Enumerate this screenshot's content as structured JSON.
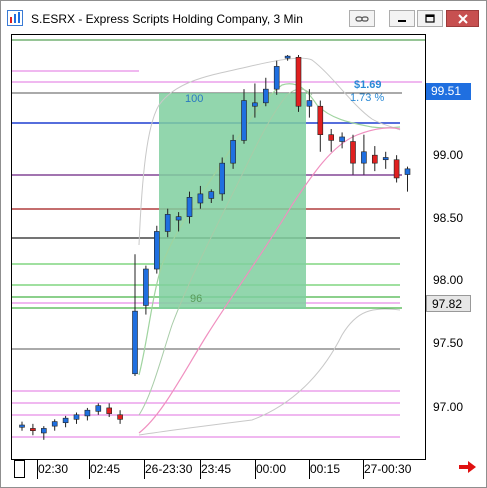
{
  "window": {
    "title": "S.ESRX - Express Scripts Holding Company, 3 Min"
  },
  "price_axis": {
    "labels": [
      "97.00",
      "97.50",
      "98.00",
      "98.50",
      "99.00"
    ],
    "current_price_box": "99.51",
    "secondary_price_box": "97.82"
  },
  "time_axis": {
    "labels": [
      "02:30",
      "02:45",
      "26-23:30",
      "23:45",
      "00:00",
      "00:15",
      "27-00:30"
    ]
  },
  "measurement": {
    "count_label": "100",
    "low_label": "96",
    "profit_label": "$1.69",
    "percent_label": "1.73 %"
  },
  "colors": {
    "up_candle": "#1f6fe0",
    "down_candle": "#e02020",
    "box_fill": "#7fcf9f",
    "accent_blue": "#2a8ad6",
    "close_button": "#c75050"
  },
  "icons": {
    "app": "chart-app-icon",
    "link": "link-icon",
    "minimize": "minimize-icon",
    "restore": "restore-icon",
    "close": "close-icon",
    "next": "right-arrow-icon"
  },
  "chart_data": {
    "type": "candlestick",
    "y_range": [
      96.75,
      100.0
    ],
    "candles": [
      {
        "o": 96.73,
        "h": 96.78,
        "l": 96.7,
        "c": 96.75
      },
      {
        "o": 96.72,
        "h": 96.76,
        "l": 96.66,
        "c": 96.7
      },
      {
        "o": 96.68,
        "h": 96.74,
        "l": 96.62,
        "c": 96.72
      },
      {
        "o": 96.74,
        "h": 96.8,
        "l": 96.7,
        "c": 96.78
      },
      {
        "o": 96.77,
        "h": 96.83,
        "l": 96.73,
        "c": 96.81
      },
      {
        "o": 96.8,
        "h": 96.86,
        "l": 96.76,
        "c": 96.84
      },
      {
        "o": 96.83,
        "h": 96.9,
        "l": 96.79,
        "c": 96.88
      },
      {
        "o": 96.87,
        "h": 96.94,
        "l": 96.84,
        "c": 96.92
      },
      {
        "o": 96.9,
        "h": 96.94,
        "l": 96.82,
        "c": 96.85
      },
      {
        "o": 96.84,
        "h": 96.88,
        "l": 96.76,
        "c": 96.8
      },
      {
        "o": 97.2,
        "h": 98.25,
        "l": 97.18,
        "c": 97.75
      },
      {
        "o": 97.8,
        "h": 98.15,
        "l": 97.72,
        "c": 98.12
      },
      {
        "o": 98.12,
        "h": 98.5,
        "l": 98.08,
        "c": 98.45
      },
      {
        "o": 98.45,
        "h": 98.65,
        "l": 98.4,
        "c": 98.6
      },
      {
        "o": 98.55,
        "h": 98.62,
        "l": 98.45,
        "c": 98.58
      },
      {
        "o": 98.58,
        "h": 98.8,
        "l": 98.52,
        "c": 98.75
      },
      {
        "o": 98.7,
        "h": 98.85,
        "l": 98.65,
        "c": 98.78
      },
      {
        "o": 98.74,
        "h": 98.82,
        "l": 98.7,
        "c": 98.8
      },
      {
        "o": 98.78,
        "h": 99.1,
        "l": 98.72,
        "c": 99.05
      },
      {
        "o": 99.05,
        "h": 99.3,
        "l": 99.0,
        "c": 99.25
      },
      {
        "o": 99.25,
        "h": 99.7,
        "l": 99.22,
        "c": 99.6
      },
      {
        "o": 99.55,
        "h": 99.75,
        "l": 99.45,
        "c": 99.58
      },
      {
        "o": 99.58,
        "h": 99.8,
        "l": 99.55,
        "c": 99.7
      },
      {
        "o": 99.7,
        "h": 99.95,
        "l": 99.65,
        "c": 99.9
      },
      {
        "o": 99.98,
        "h": 100.0,
        "l": 99.95,
        "c": 99.99
      },
      {
        "o": 99.98,
        "h": 100.0,
        "l": 99.5,
        "c": 99.55
      },
      {
        "o": 99.55,
        "h": 99.7,
        "l": 99.45,
        "c": 99.6
      },
      {
        "o": 99.55,
        "h": 99.6,
        "l": 99.15,
        "c": 99.3
      },
      {
        "o": 99.3,
        "h": 99.35,
        "l": 99.15,
        "c": 99.25
      },
      {
        "o": 99.24,
        "h": 99.32,
        "l": 99.18,
        "c": 99.28
      },
      {
        "o": 99.24,
        "h": 99.3,
        "l": 98.95,
        "c": 99.05
      },
      {
        "o": 99.05,
        "h": 99.3,
        "l": 98.95,
        "c": 99.15
      },
      {
        "o": 99.12,
        "h": 99.2,
        "l": 98.98,
        "c": 99.05
      },
      {
        "o": 99.08,
        "h": 99.15,
        "l": 99.0,
        "c": 99.1
      },
      {
        "o": 99.08,
        "h": 99.12,
        "l": 98.88,
        "c": 98.92
      },
      {
        "o": 98.95,
        "h": 99.02,
        "l": 98.8,
        "c": 99.0
      }
    ]
  }
}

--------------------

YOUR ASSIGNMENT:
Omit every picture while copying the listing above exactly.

SOLUTION TO THIS EXERCISE:
Enumerate this screenshot's content as structured JSON.
{
  "window": {
    "title": "S.ESRX - Express Scripts Holding Company, 3 Min"
  },
  "price_axis": {
    "labels": [
      "97.00",
      "97.50",
      "98.00",
      "98.50",
      "99.00"
    ],
    "current_price_box": "99.51",
    "secondary_price_box": "97.82"
  },
  "time_axis": {
    "labels": [
      "02:30",
      "02:45",
      "26-23:30",
      "23:45",
      "00:00",
      "00:15",
      "27-00:30"
    ]
  },
  "measurement": {
    "count_label": "100",
    "low_label": "96",
    "profit_label": "$1.69",
    "percent_label": "1.73 %"
  },
  "colors": {
    "up_candle": "#1f6fe0",
    "down_candle": "#e02020",
    "box_fill": "#7fcf9f",
    "accent_blue": "#2a8ad6",
    "close_button": "#c75050"
  },
  "icons": {
    "app": "chart-app-icon",
    "link": "link-icon",
    "minimize": "minimize-icon",
    "restore": "restore-icon",
    "close": "close-icon",
    "next": "right-arrow-icon"
  },
  "chart_data": {
    "type": "candlestick",
    "y_range": [
      96.75,
      100.0
    ],
    "candles": [
      {
        "o": 96.73,
        "h": 96.78,
        "l": 96.7,
        "c": 96.75
      },
      {
        "o": 96.72,
        "h": 96.76,
        "l": 96.66,
        "c": 96.7
      },
      {
        "o": 96.68,
        "h": 96.74,
        "l": 96.62,
        "c": 96.72
      },
      {
        "o": 96.74,
        "h": 96.8,
        "l": 96.7,
        "c": 96.78
      },
      {
        "o": 96.77,
        "h": 96.83,
        "l": 96.73,
        "c": 96.81
      },
      {
        "o": 96.8,
        "h": 96.86,
        "l": 96.76,
        "c": 96.84
      },
      {
        "o": 96.83,
        "h": 96.9,
        "l": 96.79,
        "c": 96.88
      },
      {
        "o": 96.87,
        "h": 96.94,
        "l": 96.84,
        "c": 96.92
      },
      {
        "o": 96.9,
        "h": 96.94,
        "l": 96.82,
        "c": 96.85
      },
      {
        "o": 96.84,
        "h": 96.88,
        "l": 96.76,
        "c": 96.8
      },
      {
        "o": 97.2,
        "h": 98.25,
        "l": 97.18,
        "c": 97.75
      },
      {
        "o": 97.8,
        "h": 98.15,
        "l": 97.72,
        "c": 98.12
      },
      {
        "o": 98.12,
        "h": 98.5,
        "l": 98.08,
        "c": 98.45
      },
      {
        "o": 98.45,
        "h": 98.65,
        "l": 98.4,
        "c": 98.6
      },
      {
        "o": 98.55,
        "h": 98.62,
        "l": 98.45,
        "c": 98.58
      },
      {
        "o": 98.58,
        "h": 98.8,
        "l": 98.52,
        "c": 98.75
      },
      {
        "o": 98.7,
        "h": 98.85,
        "l": 98.65,
        "c": 98.78
      },
      {
        "o": 98.74,
        "h": 98.82,
        "l": 98.7,
        "c": 98.8
      },
      {
        "o": 98.78,
        "h": 99.1,
        "l": 98.72,
        "c": 99.05
      },
      {
        "o": 99.05,
        "h": 99.3,
        "l": 99.0,
        "c": 99.25
      },
      {
        "o": 99.25,
        "h": 99.7,
        "l": 99.22,
        "c": 99.6
      },
      {
        "o": 99.55,
        "h": 99.75,
        "l": 99.45,
        "c": 99.58
      },
      {
        "o": 99.58,
        "h": 99.8,
        "l": 99.55,
        "c": 99.7
      },
      {
        "o": 99.7,
        "h": 99.95,
        "l": 99.65,
        "c": 99.9
      },
      {
        "o": 99.98,
        "h": 100.0,
        "l": 99.95,
        "c": 99.99
      },
      {
        "o": 99.98,
        "h": 100.0,
        "l": 99.5,
        "c": 99.55
      },
      {
        "o": 99.55,
        "h": 99.7,
        "l": 99.45,
        "c": 99.6
      },
      {
        "o": 99.55,
        "h": 99.6,
        "l": 99.15,
        "c": 99.3
      },
      {
        "o": 99.3,
        "h": 99.35,
        "l": 99.15,
        "c": 99.25
      },
      {
        "o": 99.24,
        "h": 99.32,
        "l": 99.18,
        "c": 99.28
      },
      {
        "o": 99.24,
        "h": 99.3,
        "l": 98.95,
        "c": 99.05
      },
      {
        "o": 99.05,
        "h": 99.3,
        "l": 98.95,
        "c": 99.15
      },
      {
        "o": 99.12,
        "h": 99.2,
        "l": 98.98,
        "c": 99.05
      },
      {
        "o": 99.08,
        "h": 99.15,
        "l": 99.0,
        "c": 99.1
      },
      {
        "o": 99.08,
        "h": 99.12,
        "l": 98.88,
        "c": 98.92
      },
      {
        "o": 98.95,
        "h": 99.02,
        "l": 98.8,
        "c": 99.0
      }
    ]
  }
}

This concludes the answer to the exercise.